- Eat food and drink beverages slowly
- Taste your food and beverage, rather than devouring the food or gulping your drink
- Realize that you are not wasting food if you have not eaten all the food on your plate. You can always save it for another meal
- Don’t continue to eat or start eating if you are not hungry
- When you think about eating when you are not hungry, substitute a non-eating activity to do instead: drink a glass of water, take a 5-10-minute walk, or talk to a friend or colleague
You can also practice using the mindful eating checklist by using the letters, HH, TT, and SS, to help you
remember this list: Hungry, Healthy, Tasting, Texture, Slow eating, Stopped (when not hungry, don’t wait
until you are “full”).
What are the benefits of mindful eating?
Did you know that more calories and fat are eaten on days when people eat in restaurants compared to those who eat at home?

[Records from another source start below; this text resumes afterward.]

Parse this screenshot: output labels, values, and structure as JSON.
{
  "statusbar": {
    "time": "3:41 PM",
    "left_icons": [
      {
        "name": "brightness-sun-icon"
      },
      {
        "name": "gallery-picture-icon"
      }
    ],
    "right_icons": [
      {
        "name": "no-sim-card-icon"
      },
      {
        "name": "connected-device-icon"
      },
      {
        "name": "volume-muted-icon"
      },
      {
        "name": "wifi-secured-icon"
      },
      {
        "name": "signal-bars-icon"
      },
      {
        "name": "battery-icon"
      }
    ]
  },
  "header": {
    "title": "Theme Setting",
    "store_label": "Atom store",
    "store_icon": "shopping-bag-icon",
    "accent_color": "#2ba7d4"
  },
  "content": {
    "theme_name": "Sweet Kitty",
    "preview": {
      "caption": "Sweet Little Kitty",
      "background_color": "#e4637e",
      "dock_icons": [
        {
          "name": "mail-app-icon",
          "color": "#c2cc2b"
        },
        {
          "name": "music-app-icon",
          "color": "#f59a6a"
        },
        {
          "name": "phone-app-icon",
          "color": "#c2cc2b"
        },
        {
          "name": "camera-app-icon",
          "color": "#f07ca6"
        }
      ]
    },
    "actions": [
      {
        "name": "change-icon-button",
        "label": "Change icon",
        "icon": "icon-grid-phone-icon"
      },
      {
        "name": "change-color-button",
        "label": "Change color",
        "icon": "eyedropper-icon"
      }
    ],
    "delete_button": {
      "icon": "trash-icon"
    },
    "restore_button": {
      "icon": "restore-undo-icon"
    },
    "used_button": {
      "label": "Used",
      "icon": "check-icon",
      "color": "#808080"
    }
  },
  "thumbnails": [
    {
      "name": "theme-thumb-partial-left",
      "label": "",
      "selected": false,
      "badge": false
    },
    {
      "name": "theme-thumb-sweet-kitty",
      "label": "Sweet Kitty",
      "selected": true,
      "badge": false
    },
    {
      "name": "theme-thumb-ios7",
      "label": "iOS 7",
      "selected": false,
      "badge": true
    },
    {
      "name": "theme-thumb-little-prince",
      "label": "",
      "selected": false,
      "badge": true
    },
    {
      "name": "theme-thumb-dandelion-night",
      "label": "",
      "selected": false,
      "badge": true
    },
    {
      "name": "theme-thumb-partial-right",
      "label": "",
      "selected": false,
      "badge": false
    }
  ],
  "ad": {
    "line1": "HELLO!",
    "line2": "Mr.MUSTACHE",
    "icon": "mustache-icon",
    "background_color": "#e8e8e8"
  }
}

It’s because you’re more likely to eat higher-calorie foods in larger portions at restaurants than at home.
Research has demonstrated the benefits of mindful eating include:
- A reduction in fat and calorie intake
- Prevention of weight gain, despite the number of times people ate in restaurants
Among people with type 2 diabetes, mindful eating helps people improve their diets, helps with weight loss, and improves control of blood sugar.
Most importantly, mindful eating helps people who struggle with binge eating, emotional eating, and reducing triggers for eating when people are not hungry.
Here’s what I’ve learned from practicing the benefits of mindful eating.
Instead of feeling guilty and stuffed from overeating, I feel happy and satiated. I appreciate the taste, texture, and flavor of food when I slow down and notice what I’m eating.
In addition, I’ve noticed that I tend to eat less because I listen to the cues from my body signaling that I am full.
Lastly, mindful eating has helped me acknowledge when I am actually hungry versus when I am turning to food as a comfort for something else that is bothering me.
I promise you that mindful eating will help you tremendously. Perhaps you can select just one meal each day that you eat mindfully without distraction?
Have you ever tried mindful eating? What differences did you notice when you stopped distracting yourself while eating? What works well and what tips do you have for others? Do you think there are benefits of mindful eating? Please share your stories and comments below.